Another EV Disaster – Deadly Inferno!

The midnight hours hours of May 20 saw fifty residents of a three story apartment building in the Chippendale neighborhood of Sydney, Australia. The occupants of the Axis Apartments were fleeing a fire.

Fire crews and paramedics were dispatched to an e-bike rental shop on Shepherd Street, where the smoke was centered. The shop was located on the ground floor of the same building that houses the Axis Apartments.

Brian Jonas, a New South Wales Fire and Rescue inspector, told the Daily Mail Australia that firefighters levered open a roll-up door to obtain entry. Then, after some initial trouble zeroing in on the blaze, fire crews located a large lithium-ion battery burning in the back of the shop. Lithium-ion battery fires are notoriously hard to extinguish, and produce voluminous amounts of gas and smoke, so the fire crews placed the battery in a water container for a day or two, protecting the lithium from the oxygen in the air and allowing everything to cool off.
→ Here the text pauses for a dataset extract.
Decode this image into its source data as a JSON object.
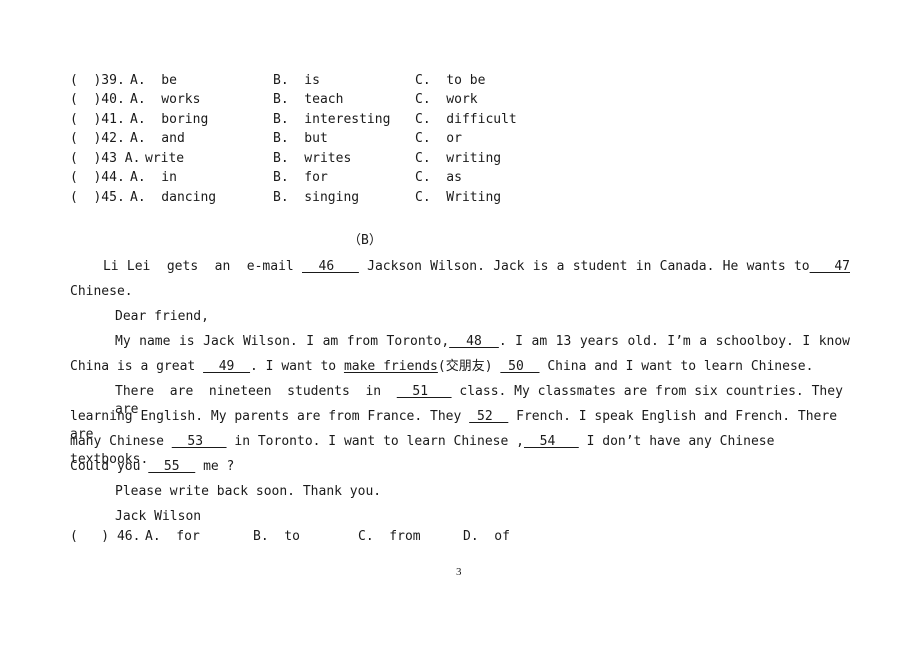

Around thirty of the fifty evacuated residents had left on their own when the evacuation alarm sounded. The remainder were evacuated by firefighters in full gear, breathing apparatuses included.

One resident, Nathanial, slept through the alarm, as did his two daughters. He told reporters that they woke up when firefighters knocked at the door. Upon awakening the level of smoke snapped him into action at once, and the whole family got out safely.

This incident marks the sixty-third recorded lithium-iron battery fire in New South Wales so far this year (a rate of nearly six fires a week). The powerful battery chemistry, which is found in laptops, phones, smart watches, e-bikes, and electric cars, allows a lot of power to be concentrated in a small package. The battery chemistry, however, is unstable in the presence of oxygen, so when the casing cracks or batteries get overcharged, fires break out.

Some residents of the complex are not pleased that charging these batteries is allowed underneath residential apartments.